Letters to the Editor, March 17, 2018

PUBLISHED : Saturday, 17 March, 2018, 10:30am
UPDATED : Saturday, 17 March, 2018, 10:30am

Low-income carers of elderly need more help

I refer to your report on calls to help low-income individuals who care for the disabled elderly ­(“Relax restriction on carer allowance, group urges”, March 12).

The article talks about an elderly couple facing financial collapse after the husband suffered a stroke. They had to quit their jobs and now rely on Comprehensive Social Security Assistance (CSSA) of HK$6,000 per month to survive.

But that leaves the wife ineligible for the Community Care Fund’s HK$2,000 monthly living ­allowance for carers of the elderly, as it largely hinges on whether other forms of government aid are received.

I believe the eligibility barriers are too harsh, and such restrictions find many grass roots families neglected. If they can’t work because they must care for the disabled elderly, they can only rely on the CSSA. But if that means they can’t get the carer allowance, then what is the point?

Instead of setting up hurdles, more financial relief for carers of the elderly should be provided. Only offering the CSSA and carer allowance is not enough. Even if they got both, it would only be a total of about HK$8,000 a month. That is a pittance in Hong Kong.

Not only should they get more but also some services, such as help with the caretaking so they can take a break.

Peco Mak, Tseung Kwan O

No homework is no good for children

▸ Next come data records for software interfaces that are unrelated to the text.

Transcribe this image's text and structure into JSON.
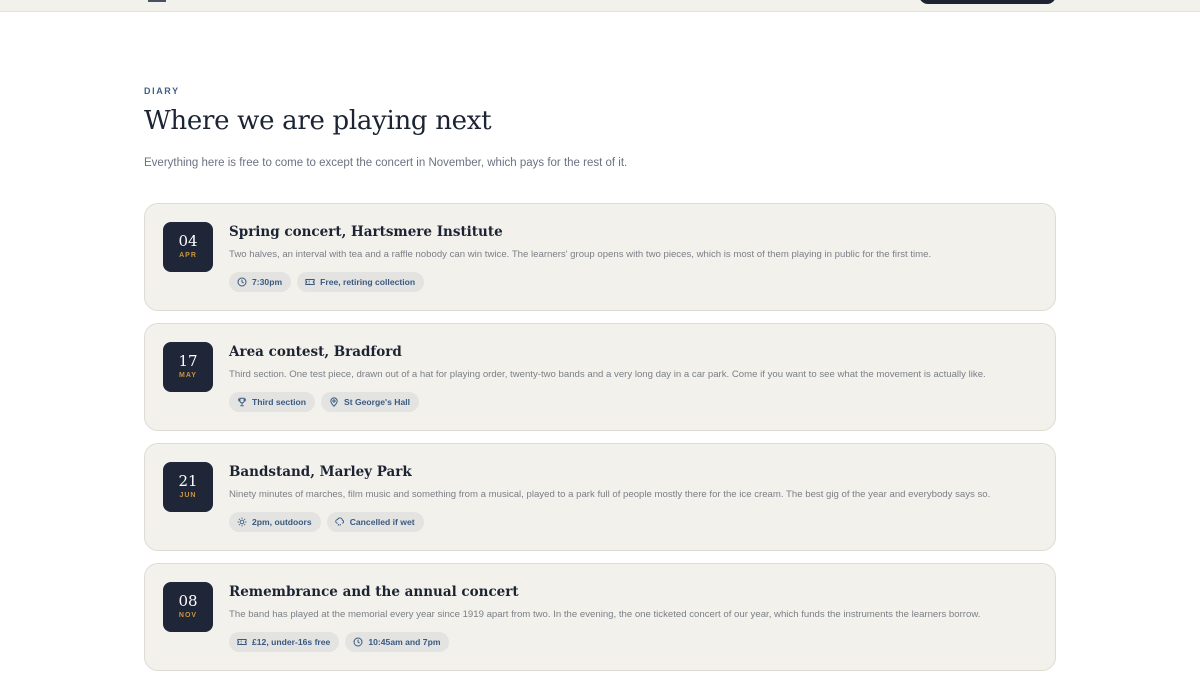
{
  "diary": {
    "eyebrow": "DIARY",
    "title": "Where we are playing next",
    "lede": "Everything here is free to come to except the concert in November, which pays for the rest of it."
  },
  "events": [
    {
      "day": "04",
      "month": "APR",
      "title": "Spring concert, Hartsmere Institute",
      "description": "Two halves, an interval with tea and a raffle nobody can win twice. The learners' group opens with two pieces, which is most of them playing in public for the first time.",
      "tags": [
        {
          "icon": "clock-icon",
          "label": "7:30pm"
        },
        {
          "icon": "ticket-icon",
          "label": "Free, retiring collection"
        }
      ]
    },
    {
      "day": "17",
      "month": "MAY",
      "title": "Area contest, Bradford",
      "description": "Third section. One test piece, drawn out of a hat for playing order, twenty-two bands and a very long day in a car park. Come if you want to see what the movement is actually like.",
      "tags": [
        {
          "icon": "trophy-icon",
          "label": "Third section"
        },
        {
          "icon": "map-pin-icon",
          "label": "St George's Hall"
        }
      ]
    },
    {
      "day": "21",
      "month": "JUN",
      "title": "Bandstand, Marley Park",
      "description": "Ninety minutes of marches, film music and something from a musical, played to a park full of people mostly there for the ice cream. The best gig of the year and everybody says so.",
      "tags": [
        {
          "icon": "sun-icon",
          "label": "2pm, outdoors"
        },
        {
          "icon": "rain-cloud-icon",
          "label": "Cancelled if wet"
        }
      ]
    },
    {
      "day": "08",
      "month": "NOV",
      "title": "Remembrance and the annual concert",
      "description": "The band has played at the memorial every year since 1919 apart from two. In the evening, the one ticketed concert of our year, which funds the instruments the learners borrow.",
      "tags": [
        {
          "icon": "ticket-icon",
          "label": "£12, under-16s free"
        },
        {
          "icon": "clock-icon",
          "label": "10:45am and 7pm"
        }
      ]
    }
  ]
}
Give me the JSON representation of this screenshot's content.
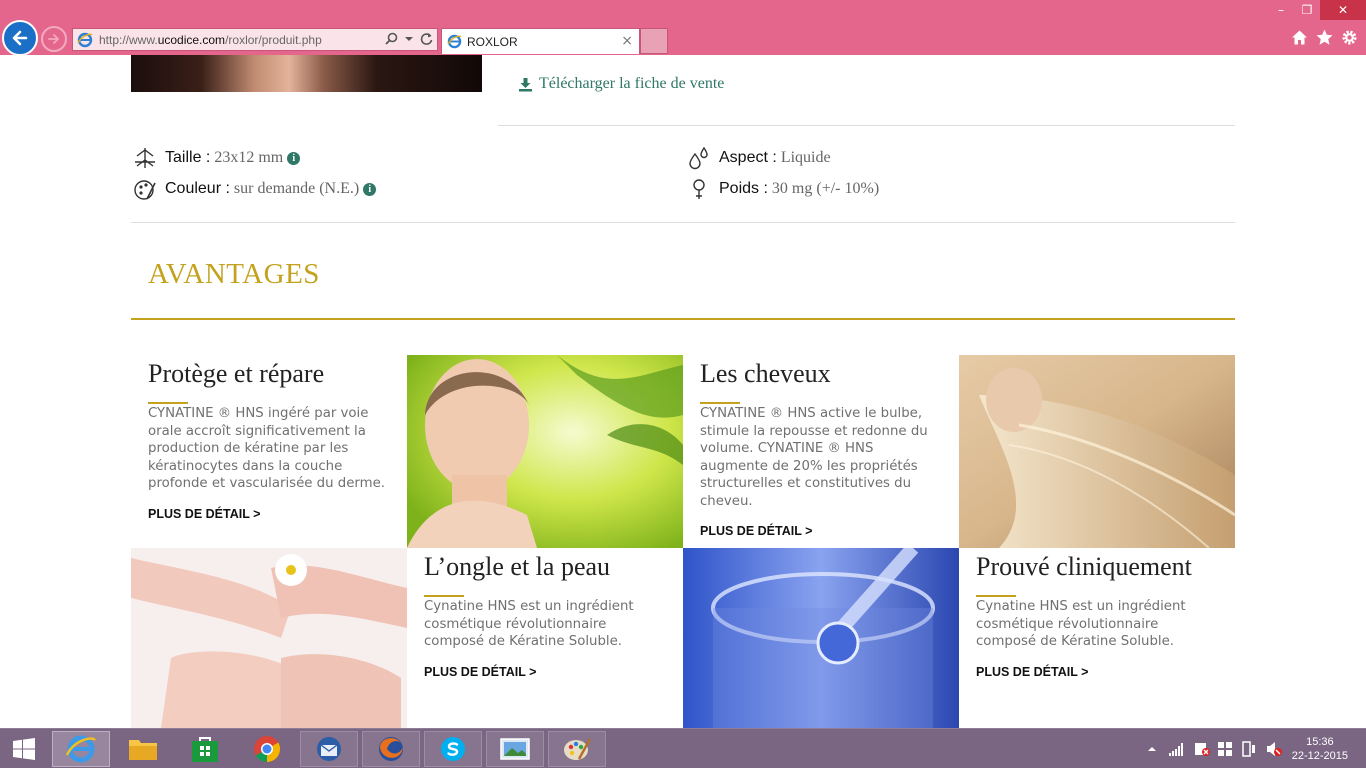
{
  "browser": {
    "url_prefix": "http://www.",
    "url_domain": "ucodice.com",
    "url_path": "/roxlor/produit.php",
    "tab_title": "ROXLOR",
    "tab_close": "×",
    "win_min": "–",
    "win_max": "❐",
    "win_close": "✕"
  },
  "download": {
    "label": "Télécharger la fiche de vente"
  },
  "specs": {
    "taille": {
      "label": "Taille :",
      "value": "23x12 mm"
    },
    "couleur": {
      "label": "Couleur :",
      "value": "sur demande (N.E.)"
    },
    "aspect": {
      "label": "Aspect :",
      "value": "Liquide"
    },
    "poids": {
      "label": "Poids :",
      "value": "30 mg (+/- 10%)"
    },
    "info_glyph": "i"
  },
  "avantages": {
    "title": "AVANTAGES",
    "cards": [
      {
        "title": "Protège et répare",
        "text": "CYNATINE ® HNS ingéré par voie orale accroît significativement la production de kératine par les kératinocytes dans la couche profonde et vascularisée du derme.",
        "more": "PLUS DE DÉTAIL >"
      },
      {
        "title": "Les cheveux",
        "text": "CYNATINE ® HNS active le bulbe, stimule la repousse et redonne du volume. CYNATINE ® HNS augmente de 20% les propriétés structurelles et constitutives du cheveu.",
        "more": "PLUS DE DÉTAIL >"
      },
      {
        "title": "L’ongle et la peau",
        "text": "Cynatine HNS est un ingrédient cosmétique révolutionnaire composé de Kératine Soluble.",
        "more": "PLUS DE DÉTAIL >"
      },
      {
        "title": "Prouvé cliniquement",
        "text": "Cynatine HNS est un ingrédient cosmétique révolutionnaire composé de Kératine Soluble.",
        "more": "PLUS DE DÉTAIL >"
      }
    ]
  },
  "taskbar": {
    "time": "15:36",
    "date": "22-12-2015",
    "apps": [
      "internet-explorer",
      "file-explorer",
      "store",
      "chrome",
      "thunderbird",
      "firefox",
      "skype",
      "photos",
      "paint"
    ]
  },
  "colors": {
    "chrome": "#e5668c",
    "gold": "#c4a21e",
    "teal": "#2f7766",
    "taskbar": "#7a6582"
  }
}
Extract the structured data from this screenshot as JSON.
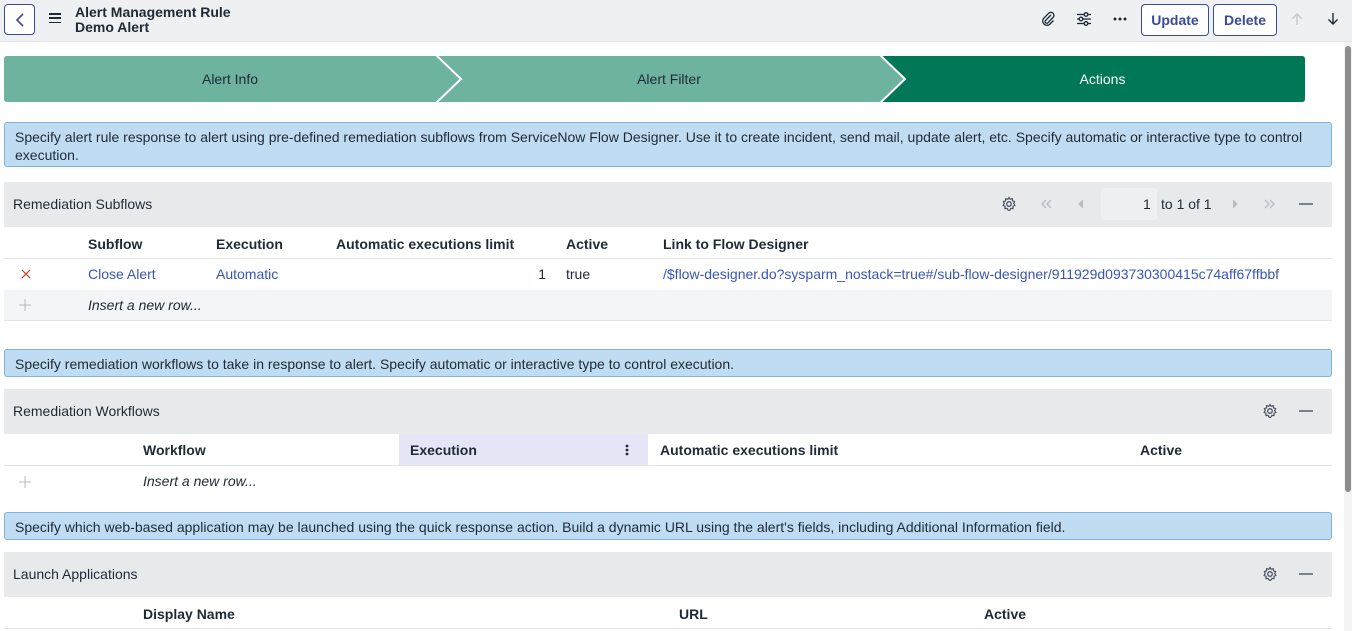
{
  "header": {
    "title_line1": "Alert Management Rule",
    "title_line2": "Demo Alert",
    "update_label": "Update",
    "delete_label": "Delete"
  },
  "stepper": {
    "steps": [
      {
        "label": "Alert Info",
        "state": "complete"
      },
      {
        "label": "Alert Filter",
        "state": "complete"
      },
      {
        "label": "Actions",
        "state": "current"
      }
    ],
    "colors": {
      "complete": "#6db3a0",
      "current": "#007858"
    }
  },
  "subflows_info": "Specify alert rule response to alert using pre-defined remediation subflows from ServiceNow Flow Designer. Use it to create incident, send mail, update alert, etc. Specify automatic or interactive type to control execution.",
  "remediation_subflows": {
    "title": "Remediation Subflows",
    "pager": {
      "current": "1",
      "range_text": "to 1 of 1"
    },
    "columns": [
      "Subflow",
      "Execution",
      "Automatic executions limit",
      "Active",
      "Link to Flow Designer"
    ],
    "rows": [
      {
        "subflow": "Close Alert",
        "execution": "Automatic",
        "limit": "1",
        "active": "true",
        "link": "/$flow-designer.do?sysparm_nostack=true#/sub-flow-designer/911929d093730300415c74aff67ffbbf"
      }
    ],
    "insert_label": "Insert a new row..."
  },
  "workflows_info": "Specify remediation workflows to take in response to alert. Specify automatic or interactive type to control execution.",
  "remediation_workflows": {
    "title": "Remediation Workflows",
    "columns": [
      "Workflow",
      "Execution",
      "Automatic executions limit",
      "Active"
    ],
    "insert_label": "Insert a new row..."
  },
  "launch_info": "Specify which web-based application may be launched using the quick response action. Build a dynamic URL using the alert's fields, including Additional Information field.",
  "launch_applications": {
    "title": "Launch Applications",
    "columns": [
      "Display Name",
      "URL",
      "Active"
    ]
  },
  "icons": [
    "chevron-left-icon",
    "hamburger-menu-icon",
    "paperclip-icon",
    "sliders-icon",
    "more-icon",
    "arrow-up-icon",
    "arrow-down-icon",
    "gear-icon",
    "collapse-icon",
    "delete-x-icon",
    "plus-icon",
    "column-menu-icon"
  ]
}
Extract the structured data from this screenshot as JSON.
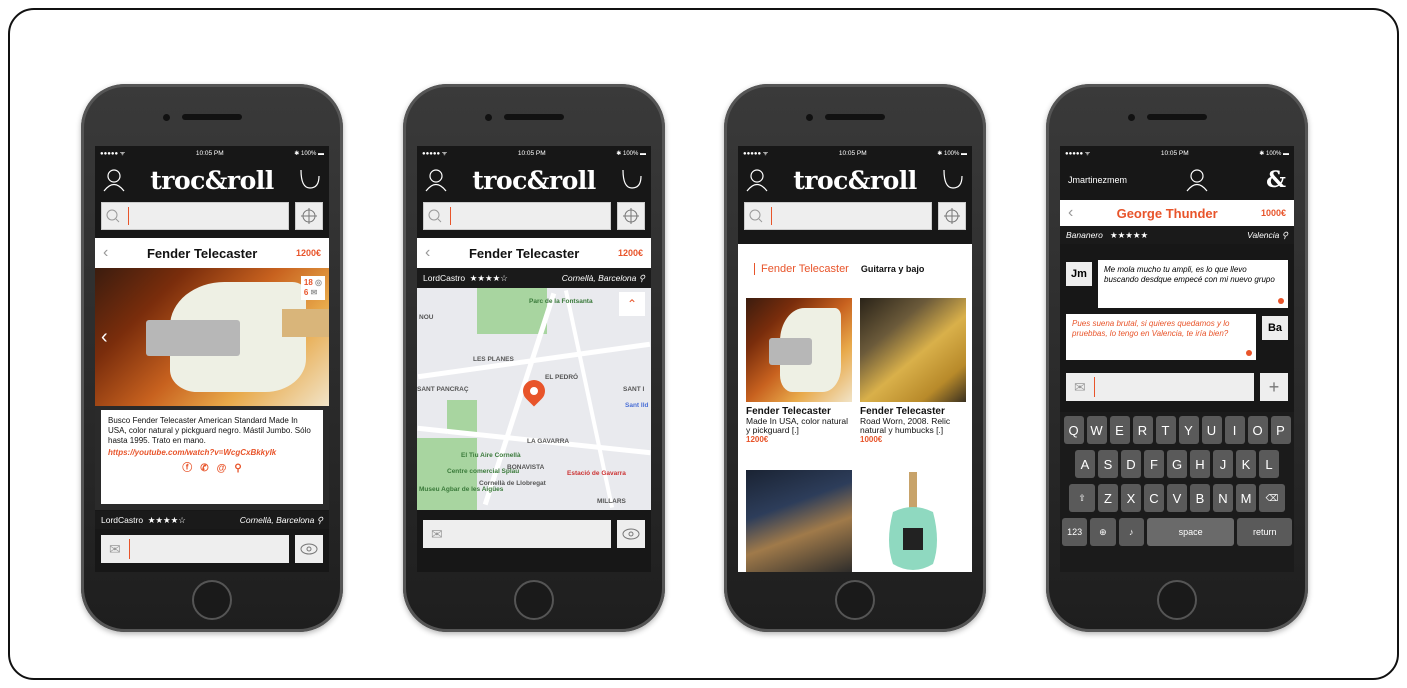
{
  "status": {
    "signal": "●●●●● ᯤ",
    "time": "10:05 PM",
    "battery": "✱ 100% ▬"
  },
  "app": {
    "logo": "troc&roll"
  },
  "phone1": {
    "title": "Fender Telecaster",
    "price": "1200€",
    "views": "18",
    "messages": "6",
    "description": "Busco Fender Telecaster American Standard Made In USA, color natural y pickguard negro. Mástil Jumbo. Sólo hasta 1995. Trato en mano.",
    "link": "https://youtube.com/watch?v=WcgCxBkkyIk",
    "seller": "LordCastro",
    "stars": "★★★★☆",
    "location": "Cornellà, Barcelona"
  },
  "phone2": {
    "title": "Fender Telecaster",
    "price": "1200€",
    "seller": "LordCastro",
    "stars": "★★★★☆",
    "location": "Cornellà, Barcelona",
    "map_labels": [
      "NOU",
      "Parc de la Fontsanta",
      "LES PLANES",
      "SANT PANCRAÇ",
      "EL PEDRÓ",
      "SANT I",
      "Sant Ild",
      "LA GAVARRA",
      "BONAVISTA",
      "Estació de Gavarra",
      "El Tiu Aire Cornellà",
      "Centre comercial Splau",
      "Cornellà de Llobregat",
      "Museu Agbar de les Aigües",
      "MILLARS"
    ]
  },
  "phone3": {
    "tab_active": "Fender Telecaster",
    "tab_other": "Guitarra y bajo",
    "cards": [
      {
        "title": "Fender Telecaster",
        "desc": "Made In USA, color natural y pickguard [.]",
        "price": "1200€"
      },
      {
        "title": "Fender Telecaster",
        "desc": "Road Worn, 2008. Relic natural y humbucks [.]",
        "price": "1000€"
      }
    ]
  },
  "phone4": {
    "user": "Jmartinezmem",
    "logo": "&",
    "title": "George Thunder",
    "price": "1000€",
    "seller": "Bananero",
    "stars": "★★★★★",
    "location": "Valencia",
    "msg1_avatar": "Jm",
    "msg1": "Me mola mucho tu ampli, es lo que llevo buscando desdque empecé con mi nuevo grupo",
    "msg2_avatar": "Ba",
    "msg2": "Pues suena brutal, si quieres quedamos y lo pruebbas, lo tengo en Valencia, te iría bien?",
    "keyboard": {
      "row1": [
        "Q",
        "W",
        "E",
        "R",
        "T",
        "Y",
        "U",
        "I",
        "O",
        "P"
      ],
      "row2": [
        "A",
        "S",
        "D",
        "F",
        "G",
        "H",
        "J",
        "K",
        "L"
      ],
      "row3": [
        "Z",
        "X",
        "C",
        "V",
        "B",
        "N",
        "M"
      ],
      "num": "123",
      "space": "space",
      "return": "return"
    }
  }
}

I disagree with your correspondent, Ivy Fung (“No homework for holidays was good move”, March 11). Giving a suitable amount of homework to students is the best thing to do, no matter whether they are on holiday or during normal school terms. But I realise that people would question the definition of “suitable”.

Teachers are responsible for making sure pupils learn well. Giving out homework helps teachers know exactly how much pupils have absorbed and areas they need to improve on.

However, amid more reports about too much stress from schoolwork, parents are urging schools to give out less and let their kids have more time to relax. But without assignments, teachers won’t be able to find out what areas need improvement and who needs more help.

There aren’t many kids in Hong Kong who are independent; they tend to beg for more fun time rather than sitting down to read. Asking schools to cut back on homework will not only make children lazier and unproductive, but make it even more difficult for them to cope in higher forms.

Cassandra Chan, Lam Tin

Higher English standards vital in science push

I disagree with Zoe Chung on lower cut-offs in English for science talent (“Science brains face language barrier in city”, March 13).

Simply lowering the threshold would do more harm than good.

Science, including ICT (information and communications technology), is a complicated subject, where much advanced ­research originates from developed countries and is in English.

If a pupil can’t understand or write the language properly, they would find research difficult.

Demanding a high level of English proficiency would create more skilled scientists, rather than letting students pass the first hurdle into university easily, and then face challenges. We must set our sights higher.

Edmond Pang, Fanling

Winter Games marked by historic thaw

It is a miracle that Kim Jong-un and Donald Trump will come face to face in May, although the time and location are yet to be set.

The Winter Olympics was the appropriate arena for “breaking the ice” between the two sides, with cold and often thorny relations dating back to the end of the Korean war, 65 years ago.

Even a few months back, the ­relationship between the two was marked by insults and threats.

Hopefully, the US president and the North Korean leader can ­resolve their differences at their unprecedented summit meeting.

Sports and endeavours for peace often go hand in hand. No wonder the Winter Olympic Games was the stage on which the world found a possible way out of the North Korean nuclear weapons crisis.

However, even if Trump and Kim meet, the negotiations are likely to be far from easy.

The Russian foreign minister, Sergei Lavrov, said a Trump-Kim meeting should open up a way to resuming a diplomatic process “on the basis of principles agreed during the six-party talks and the UN Security Council”.

However, any talks will be difficult because of conflicting interests among the six parties.

The US is a major stumbling block for Korean unification, whereas Japan is in an embarrassing situation, as it may prefer the status quo, given its history of Korean occupation.

However, in 1972, the US and China broke the ice after US secretary of state Dr Henry Kissinger’s ­secret visit to China the year before led to a rapprochement.

The forthcoming US-North Korea negotiations offer similar hope. We should pay tribute to the spirit of the Olympic Games.

Lo Wai Kong, Yau Ma Tei

Slow speeds ensured in net oligopoly

Your correspondent, Ulf Orhling, is spot on in his critique of broadband provision in Hong Kong (“Slow, unstable broadband ­unacceptable in world city with ‘smart’ aspirations”, March 3).

Oligopolistic provision ­ensures slow speed, onerous contract terms and poor customer service through much of the city.

This damages business competitiveness, as well as the quality of social provision.

Christopher Ruane, Mui Wo